CAN GAMES MAKE A BETTER FUTURE?
Interdisciplinary teams including architects, urban planners, IT experts and artists in 15 African cities creating location-based games – playable on mobile phones. Games that anticipate our cities’ transformation processes and envision future scenarios: Which challenges for infrastructure, culture and the environment emerge? How can they be experienced and solved in a playful way?
Since April 2018 I have been part of the Johannesburg team, developing an interactive narrative and game as part of Enter Africa, a Goethe initiative across 15 countries and cities on the African continent.
The location-based game “Walk with me” is played on a mobile app, which allows you to visit and connect to content and media within different geo-tagged locations, access and complete tasks, and other actions or challenges. The game we created was an experience of 6 locations in the city, including Constitution Hill, Soweto, Sandton, Maboneng, Braamfontein and Melville. Within each location a character initially asks the player for some form of ‘help’, but eventually it becomes more of a “walk-together”, when the dialogue and relationship becomes of more greater value. During the journeys the characters convey their personality, values, history, points of views and also hint of their connections with the other characters.
Our focus for this experience has been on the subject of ‘diversity’ in

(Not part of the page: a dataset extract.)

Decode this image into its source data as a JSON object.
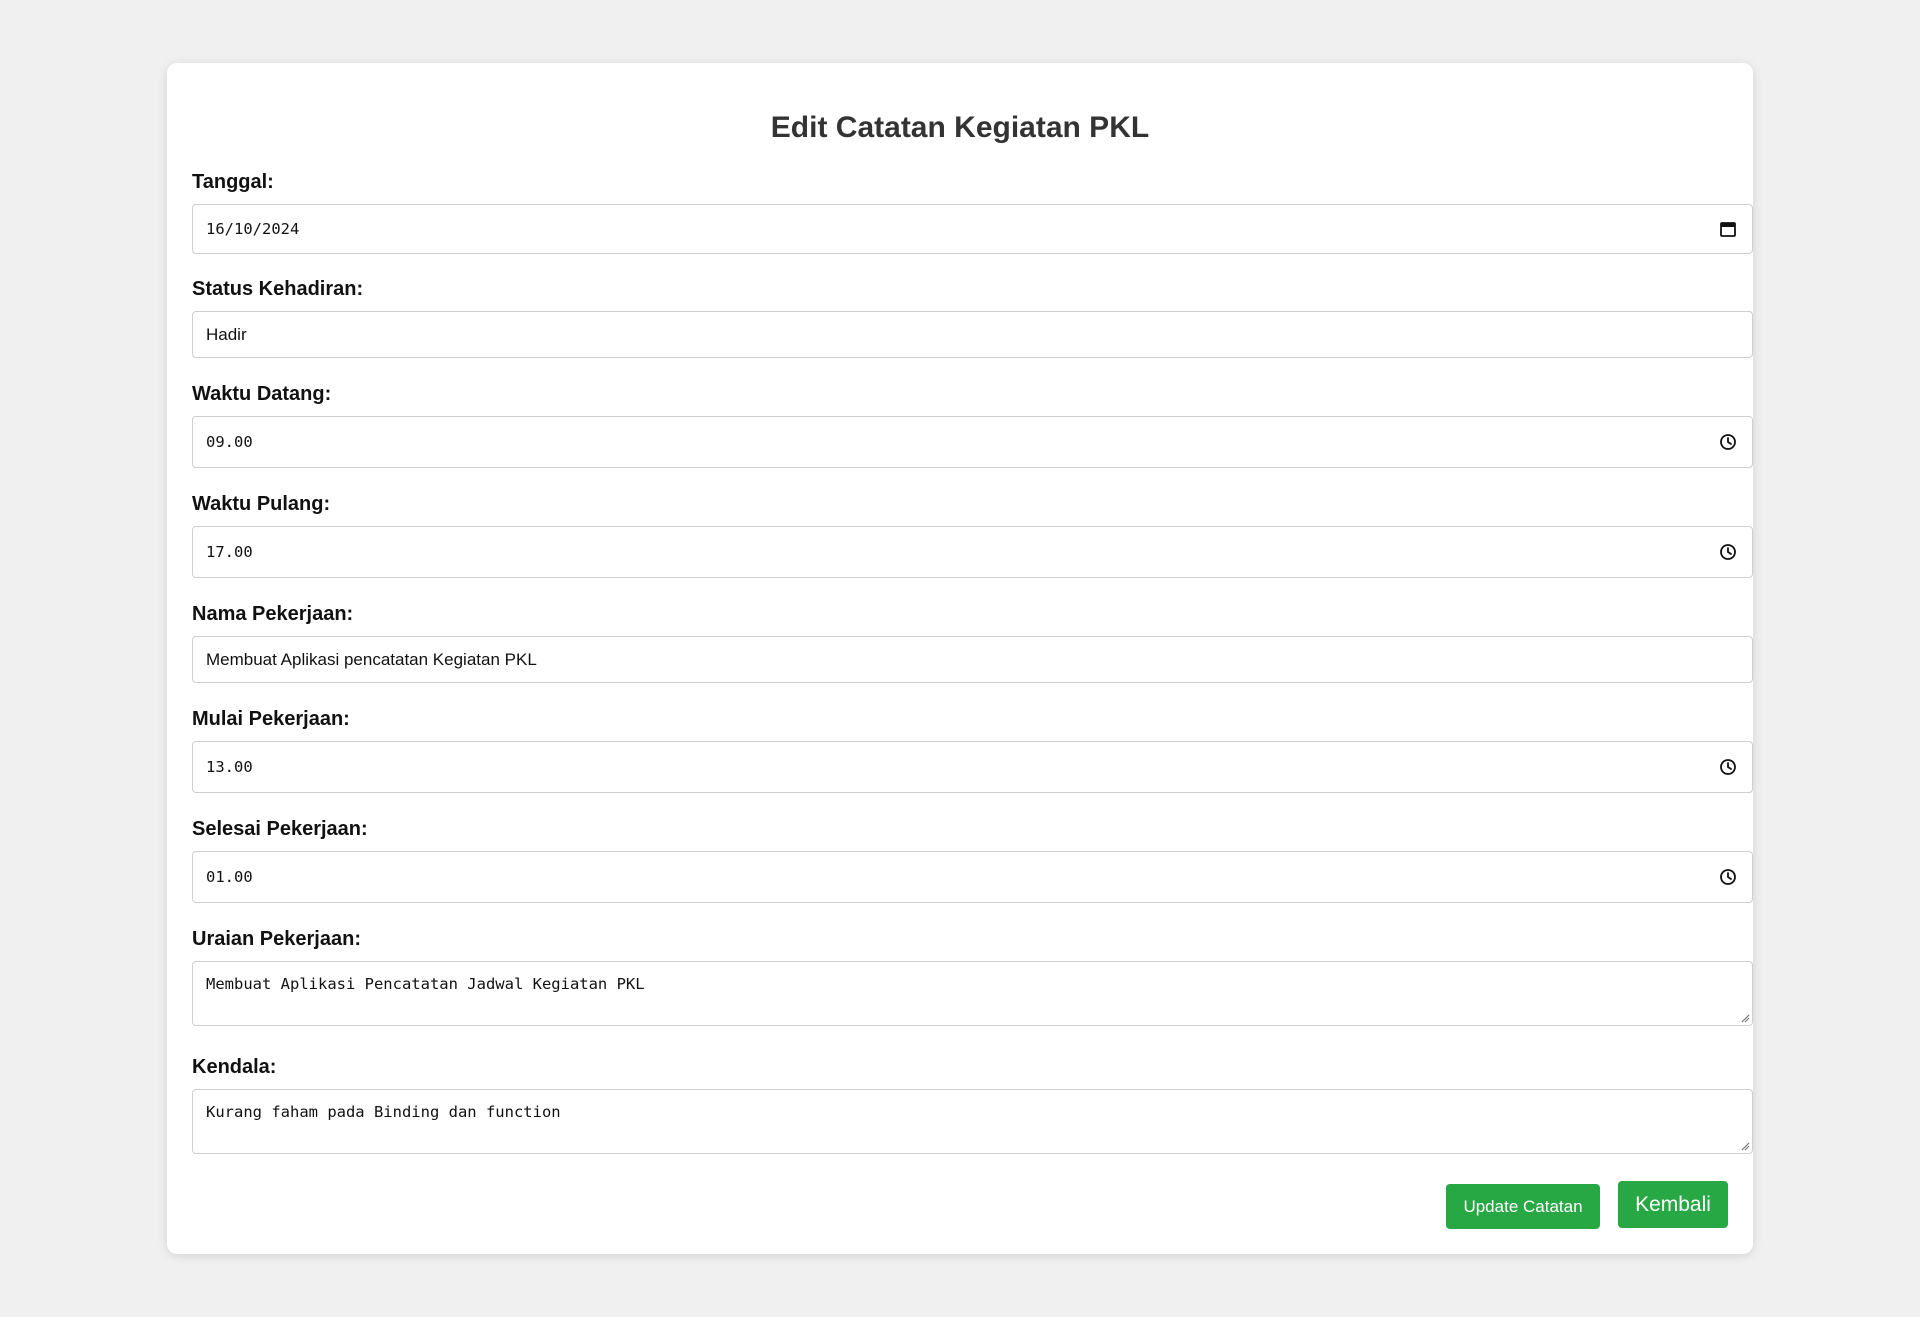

the South African context, the effects, externalities and part it plays within an urban community and its future, the sources from which society’s status quo evolved from – not just the physical, but psychological and philosophical lines, that continuously affect how we think, behave, rationalise, conform and normalise. Transforming our research, questions and exchanges into 6 characters that voice and embody local views, attitudes and personalities, that coincide and clash.
Taking a direct research approach to developing and writing these characters, in one example – Matome, a middle-aged father (of two other characters) working in the city as an Uber driver. His narrative was developed through over 60 conversations with individuals driving in the city, engaging with their concerns over the economy, their volatile industry, politics, their families, hobbies, dreams and idiosyncrasies.
Meet one of our characters below in Podcast 1 (draft version) where the narrator gets acquainted with Prudence – an 18 year old about to enter law school, politically vocal, compassionate and open minded. Her mother is another character Lauren from Zimbabwe, who runs a shebeen in an informal settlement (another personality based on a true person)…